What to work on> The entries that follow must be given again exactly, with the pictures excluded.

[Dataset rows describing interfaces]
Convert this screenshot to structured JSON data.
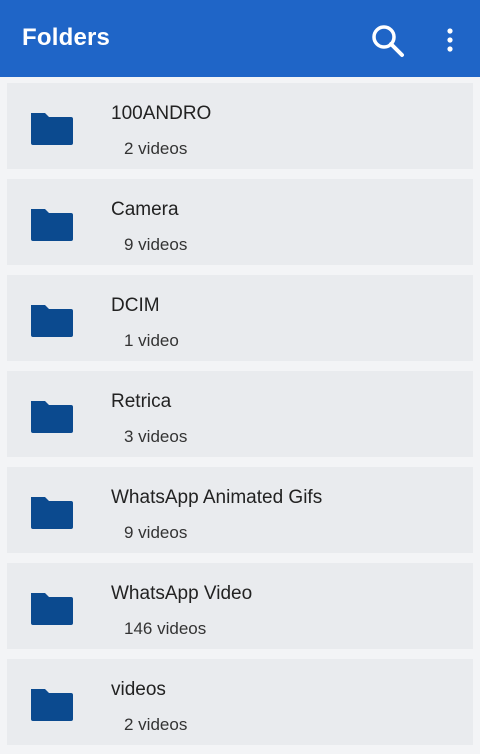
{
  "app_bar": {
    "title": "Folders",
    "background": "#1f65c7",
    "actions": [
      "search-icon",
      "more-vert-icon"
    ]
  },
  "folders": [
    {
      "name": "100ANDRO",
      "count": "2 videos"
    },
    {
      "name": "Camera",
      "count": "9 videos"
    },
    {
      "name": "DCIM",
      "count": "1 video"
    },
    {
      "name": "Retrica",
      "count": "3 videos"
    },
    {
      "name": "WhatsApp Animated Gifs",
      "count": "9 videos"
    },
    {
      "name": "WhatsApp Video",
      "count": "146 videos"
    },
    {
      "name": "videos",
      "count": "2 videos"
    }
  ],
  "colors": {
    "folder_icon": "#0b4a8f",
    "row_background": "#e9ebee"
  }
}
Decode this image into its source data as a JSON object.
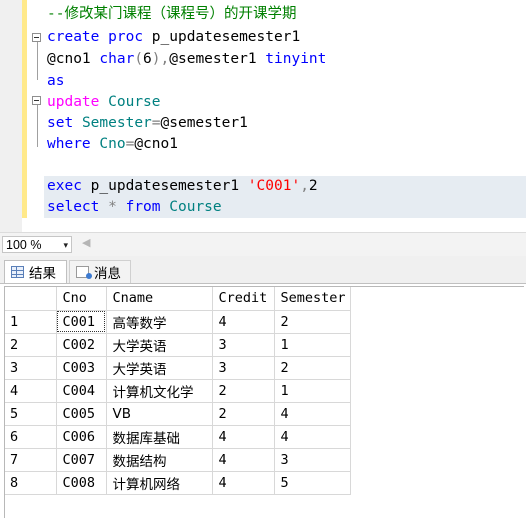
{
  "editor": {
    "lines": [
      [
        {
          "t": "--修改某门课程（课程号）的开课学期",
          "c": "cm"
        }
      ],
      [
        {
          "t": "create",
          "c": "kw"
        },
        {
          "t": " ",
          "c": "tx"
        },
        {
          "t": "proc",
          "c": "kw"
        },
        {
          "t": " p_updatesemester1",
          "c": "tx"
        }
      ],
      [
        {
          "t": "@cno1 ",
          "c": "tx"
        },
        {
          "t": "char",
          "c": "kw"
        },
        {
          "t": "(",
          "c": "op"
        },
        {
          "t": "6",
          "c": "tx"
        },
        {
          "t": "),",
          "c": "op"
        },
        {
          "t": "@semester1 ",
          "c": "tx"
        },
        {
          "t": "tinyint",
          "c": "kw"
        }
      ],
      [
        {
          "t": "as",
          "c": "kw"
        }
      ],
      [
        {
          "t": "update",
          "c": "fn"
        },
        {
          "t": " ",
          "c": "tx"
        },
        {
          "t": "Course",
          "c": "tb"
        }
      ],
      [
        {
          "t": "set",
          "c": "kw"
        },
        {
          "t": " ",
          "c": "tx"
        },
        {
          "t": "Semester",
          "c": "tb"
        },
        {
          "t": "=",
          "c": "op"
        },
        {
          "t": "@semester1",
          "c": "tx"
        }
      ],
      [
        {
          "t": "where",
          "c": "kw"
        },
        {
          "t": " ",
          "c": "tx"
        },
        {
          "t": "Cno",
          "c": "tb"
        },
        {
          "t": "=",
          "c": "op"
        },
        {
          "t": "@cno1",
          "c": "tx"
        }
      ],
      [],
      [
        {
          "t": "exec",
          "c": "kw"
        },
        {
          "t": " p_updatesemester1 ",
          "c": "tx"
        },
        {
          "t": "'C001'",
          "c": "st"
        },
        {
          "t": ",",
          "c": "op"
        },
        {
          "t": "2",
          "c": "tx"
        }
      ],
      [
        {
          "t": "select",
          "c": "kw"
        },
        {
          "t": " ",
          "c": "tx"
        },
        {
          "t": "*",
          "c": "op"
        },
        {
          "t": " ",
          "c": "tx"
        },
        {
          "t": "from",
          "c": "kw"
        },
        {
          "t": " ",
          "c": "tx"
        },
        {
          "t": "Course",
          "c": "tb"
        }
      ]
    ]
  },
  "zoom": {
    "value": "100 %",
    "arrow": "▾"
  },
  "tabs": [
    {
      "label": "结果",
      "icon": "grid-icon"
    },
    {
      "label": "消息",
      "icon": "message-icon"
    }
  ],
  "results": {
    "columns": [
      "",
      "Cno",
      "Cname",
      "Credit",
      "Semester"
    ],
    "rows": [
      [
        "1",
        "C001",
        "高等数学",
        "4",
        "2"
      ],
      [
        "2",
        "C002",
        "大学英语",
        "3",
        "1"
      ],
      [
        "3",
        "C003",
        "大学英语",
        "3",
        "2"
      ],
      [
        "4",
        "C004",
        "计算机文化学",
        "2",
        "1"
      ],
      [
        "5",
        "C005",
        "VB",
        "2",
        "4"
      ],
      [
        "6",
        "C006",
        "数据库基础",
        "4",
        "4"
      ],
      [
        "7",
        "C007",
        "数据结构",
        "4",
        "3"
      ],
      [
        "8",
        "C008",
        "计算机网络",
        "4",
        "5"
      ]
    ]
  }
}
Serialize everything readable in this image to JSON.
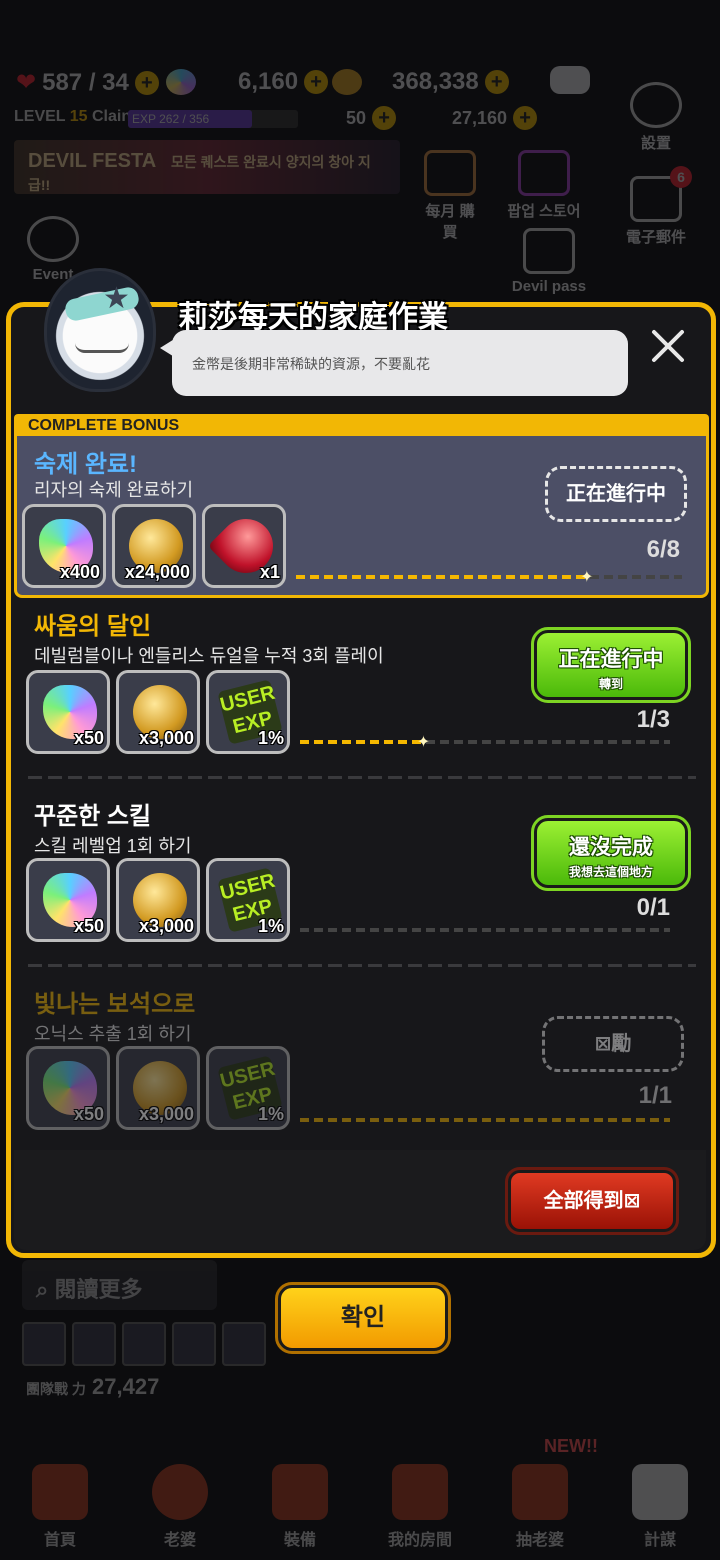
{
  "hud": {
    "hearts": "587 / 34",
    "gems": "6,160",
    "gold": "368,338",
    "level_label": "LEVEL",
    "level_num": "15",
    "player_name": "Clainss",
    "exp": "EXP 262 / 356",
    "tickets": "50",
    "souls": "27,160",
    "banner_text": "DEVIL FESTA",
    "banner_sub": "모든 퀘스트 완료시 양지의 창아 지급!!",
    "settings_label": "設置",
    "mail_label": "電子郵件",
    "mail_badge": "6",
    "monthly_label": "每月 購買",
    "popup_store_label": "팝업 스토어",
    "devil_pass_label": "Devil pass",
    "event_label": "Event"
  },
  "popup": {
    "title": "莉莎每天的家庭作業",
    "speech": "金幣是後期非常稀缺的資源，不要亂花",
    "complete_bonus_label": "COMPLETE BONUS",
    "quests": [
      {
        "title": "숙제 완료!",
        "desc": "리자의 숙제 완료하기",
        "rewards": [
          {
            "type": "gem",
            "qty": "x400"
          },
          {
            "type": "gold",
            "qty": "x24,000"
          },
          {
            "type": "ruby",
            "qty": "x1"
          }
        ],
        "progress_text": "6/8",
        "progress": 0.75,
        "status": "正在進行中"
      },
      {
        "title": "싸움의 달인",
        "desc": "데빌럼블이나 엔들리스 듀얼을 누적 3회 플레이",
        "rewards": [
          {
            "type": "gem",
            "qty": "x50"
          },
          {
            "type": "gold",
            "qty": "x3,000"
          },
          {
            "type": "exp",
            "qty": "1%",
            "art": "USER EXP"
          }
        ],
        "progress_text": "1/3",
        "progress": 0.33,
        "status": "正在進行中",
        "status_sub": "轉到"
      },
      {
        "title": "꾸준한 스킬",
        "desc": "스킬 레벨업 1회 하기",
        "rewards": [
          {
            "type": "gem",
            "qty": "x50"
          },
          {
            "type": "gold",
            "qty": "x3,000"
          },
          {
            "type": "exp",
            "qty": "1%",
            "art": "USER EXP"
          }
        ],
        "progress_text": "0/1",
        "progress": 0,
        "status": "還沒完成",
        "status_sub": "我想去這個地方"
      },
      {
        "title": "빛나는 보석으로",
        "desc": "오닉스 추출 1회 하기",
        "rewards": [
          {
            "type": "gem",
            "qty": "x50"
          },
          {
            "type": "gold",
            "qty": "x3,000"
          },
          {
            "type": "exp",
            "qty": "1%",
            "art": "USER EXP"
          }
        ],
        "progress_text": "1/1",
        "progress": 1,
        "status": "⊠勵"
      }
    ],
    "collect_all": "全部得到⊠"
  },
  "below": {
    "search_label": "閱讀更多",
    "power_label": "團隊戰 力",
    "power_value": "27,427"
  },
  "confirm": "확인",
  "nav": [
    {
      "label": "首頁"
    },
    {
      "label": "老婆"
    },
    {
      "label": "裝備"
    },
    {
      "label": "我的房間"
    },
    {
      "label": "抽老婆"
    },
    {
      "label": "計謀"
    }
  ],
  "nav_new_badge": "NEW!!",
  "colors": {
    "accent_yellow": "#f2b705",
    "green_button": "#4bb90a",
    "red_button": "#c0200e",
    "bonus_card": "#4c4f66"
  }
}
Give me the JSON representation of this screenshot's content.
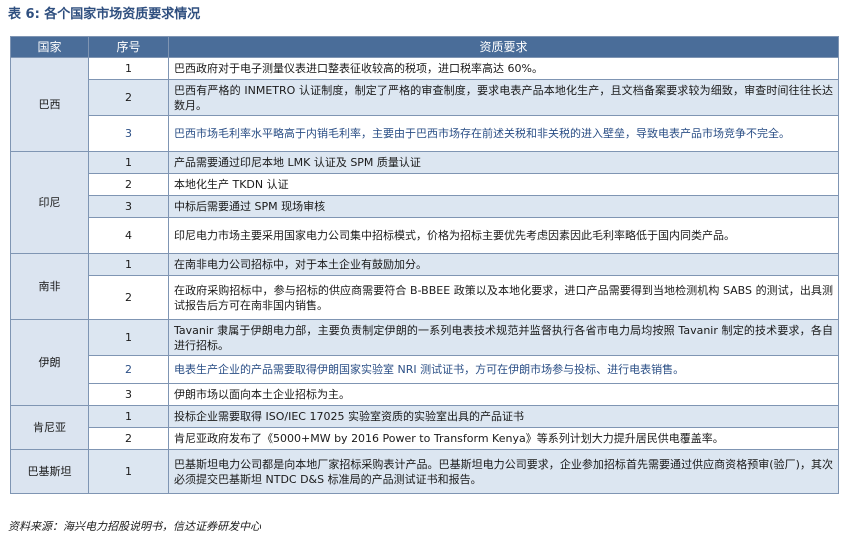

Result>
Convert this screenshot to structured JSON data.
{
  "app_bar": {
    "title": "Folders",
    "background": "#1f65c7",
    "actions": [
      "search-icon",
      "more-vert-icon"
    ]
  },
  "folders": [
    {
      "name": "100ANDRO",
      "count": "2 videos"
    },
    {
      "name": "Camera",
      "count": "9 videos"
    },
    {
      "name": "DCIM",
      "count": "1 video"
    },
    {
      "name": "Retrica",
      "count": "3 videos"
    },
    {
      "name": "WhatsApp Animated Gifs",
      "count": "9 videos"
    },
    {
      "name": "WhatsApp Video",
      "count": "146 videos"
    },
    {
      "name": "videos",
      "count": "2 videos"
    }
  ],
  "colors": {
    "folder_icon": "#0b4a8f",
    "row_background": "#e9ebee"
  }
}
Decode this image into its source data as a JSON object.
{
  "editor": {
    "lines": [
      [
        {
          "t": "--修改某门课程（课程号）的开课学期",
          "c": "cm"
        }
      ],
      [
        {
          "t": "create",
          "c": "kw"
        },
        {
          "t": " ",
          "c": "tx"
        },
        {
          "t": "proc",
          "c": "kw"
        },
        {
          "t": " p_updatesemester1",
          "c": "tx"
        }
      ],
      [
        {
          "t": "@cno1 ",
          "c": "tx"
        },
        {
          "t": "char",
          "c": "kw"
        },
        {
          "t": "(",
          "c": "op"
        },
        {
          "t": "6",
          "c": "tx"
        },
        {
          "t": "),",
          "c": "op"
        },
        {
          "t": "@semester1 ",
          "c": "tx"
        },
        {
          "t": "tinyint",
          "c": "kw"
        }
      ],
      [
        {
          "t": "as",
          "c": "kw"
        }
      ],
      [
        {
          "t": "update",
          "c": "fn"
        },
        {
          "t": " ",
          "c": "tx"
        },
        {
          "t": "Course",
          "c": "tb"
        }
      ],
      [
        {
          "t": "set",
          "c": "kw"
        },
        {
          "t": " ",
          "c": "tx"
        },
        {
          "t": "Semester",
          "c": "tb"
        },
        {
          "t": "=",
          "c": "op"
        },
        {
          "t": "@semester1",
          "c": "tx"
        }
      ],
      [
        {
          "t": "where",
          "c": "kw"
        },
        {
          "t": " ",
          "c": "tx"
        },
        {
          "t": "Cno",
          "c": "tb"
        },
        {
          "t": "=",
          "c": "op"
        },
        {
          "t": "@cno1",
          "c": "tx"
        }
      ],
      [],
      [
        {
          "t": "exec",
          "c": "kw"
        },
        {
          "t": " p_updatesemester1 ",
          "c": "tx"
        },
        {
          "t": "'C001'",
          "c": "st"
        },
        {
          "t": ",",
          "c": "op"
        },
        {
          "t": "2",
          "c": "tx"
        }
      ],
      [
        {
          "t": "select",
          "c": "kw"
        },
        {
          "t": " ",
          "c": "tx"
        },
        {
          "t": "*",
          "c": "op"
        },
        {
          "t": " ",
          "c": "tx"
        },
        {
          "t": "from",
          "c": "kw"
        },
        {
          "t": " ",
          "c": "tx"
        },
        {
          "t": "Course",
          "c": "tb"
        }
      ]
    ]
  },
  "zoom": {
    "value": "100 %",
    "arrow": "▾"
  },
  "tabs": [
    {
      "label": "结果",
      "icon": "grid-icon"
    },
    {
      "label": "消息",
      "icon": "message-icon"
    }
  ],
  "results": {
    "columns": [
      "",
      "Cno",
      "Cname",
      "Credit",
      "Semester"
    ],
    "rows": [
      [
        "1",
        "C001",
        "高等数学",
        "4",
        "2"
      ],
      [
        "2",
        "C002",
        "大学英语",
        "3",
        "1"
      ],
      [
        "3",
        "C003",
        "大学英语",
        "3",
        "2"
      ],
      [
        "4",
        "C004",
        "计算机文化学",
        "2",
        "1"
      ],
      [
        "5",
        "C005",
        "VB",
        "2",
        "4"
      ],
      [
        "6",
        "C006",
        "数据库基础",
        "4",
        "4"
      ],
      [
        "7",
        "C007",
        "数据结构",
        "4",
        "3"
      ],
      [
        "8",
        "C008",
        "计算机网络",
        "4",
        "5"
      ]
    ]
  }
}
Serialize everything readable in this image to JSON.
{
  "hud": {
    "hearts": "587 / 34",
    "gems": "6,160",
    "gold": "368,338",
    "level_label": "LEVEL",
    "level_num": "15",
    "player_name": "Clainss",
    "exp": "EXP 262 / 356",
    "tickets": "50",
    "souls": "27,160",
    "banner_text": "DEVIL FESTA",
    "banner_sub": "모든 퀘스트 완료시 양지의 창아 지급!!",
    "settings_label": "設置",
    "mail_label": "電子郵件",
    "mail_badge": "6",
    "monthly_label": "每月 購買",
    "popup_store_label": "팝업 스토어",
    "devil_pass_label": "Devil pass",
    "event_label": "Event"
  },
  "popup": {
    "title": "莉莎每天的家庭作業",
    "speech": "金幣是後期非常稀缺的資源，不要亂花",
    "complete_bonus_label": "COMPLETE BONUS",
    "quests": [
      {
        "title": "숙제 완료!",
        "desc": "리자의 숙제 완료하기",
        "rewards": [
          {
            "type": "gem",
            "qty": "x400"
          },
          {
            "type": "gold",
            "qty": "x24,000"
          },
          {
            "type": "ruby",
            "qty": "x1"
          }
        ],
        "progress_text": "6/8",
        "progress": 0.75,
        "status": "正在進行中"
      },
      {
        "title": "싸움의 달인",
        "desc": "데빌럼블이나 엔들리스 듀얼을 누적 3회 플레이",
        "rewards": [
          {
            "type": "gem",
            "qty": "x50"
          },
          {
            "type": "gold",
            "qty": "x3,000"
          },
          {
            "type": "exp",
            "qty": "1%",
            "art": "USER EXP"
          }
        ],
        "progress_text": "1/3",
        "progress": 0.33,
        "status": "正在進行中",
        "status_sub": "轉到"
      },
      {
        "title": "꾸준한 스킬",
        "desc": "스킬 레벨업 1회 하기",
        "rewards": [
          {
            "type": "gem",
            "qty": "x50"
          },
          {
            "type": "gold",
            "qty": "x3,000"
          },
          {
            "type": "exp",
            "qty": "1%",
            "art": "USER EXP"
          }
        ],
        "progress_text": "0/1",
        "progress": 0,
        "status": "還沒完成",
        "status_sub": "我想去這個地方"
      },
      {
        "title": "빛나는 보석으로",
        "desc": "오닉스 추출 1회 하기",
        "rewards": [
          {
            "type": "gem",
            "qty": "x50"
          },
          {
            "type": "gold",
            "qty": "x3,000"
          },
          {
            "type": "exp",
            "qty": "1%",
            "art": "USER EXP"
          }
        ],
        "progress_text": "1/1",
        "progress": 1,
        "status": "⊠勵"
      }
    ],
    "collect_all": "全部得到⊠"
  },
  "below": {
    "search_label": "閱讀更多",
    "power_label": "團隊戰 力",
    "power_value": "27,427"
  },
  "confirm": "확인",
  "nav": [
    {
      "label": "首頁"
    },
    {
      "label": "老婆"
    },
    {
      "label": "裝備"
    },
    {
      "label": "我的房間"
    },
    {
      "label": "抽老婆"
    },
    {
      "label": "計謀"
    }
  ],
  "nav_new_badge": "NEW!!",
  "colors": {
    "accent_yellow": "#f2b705",
    "green_button": "#4bb90a",
    "red_button": "#c0200e",
    "bonus_card": "#4c4f66"
  }
}
Give me the JSON representation of this screenshot's content.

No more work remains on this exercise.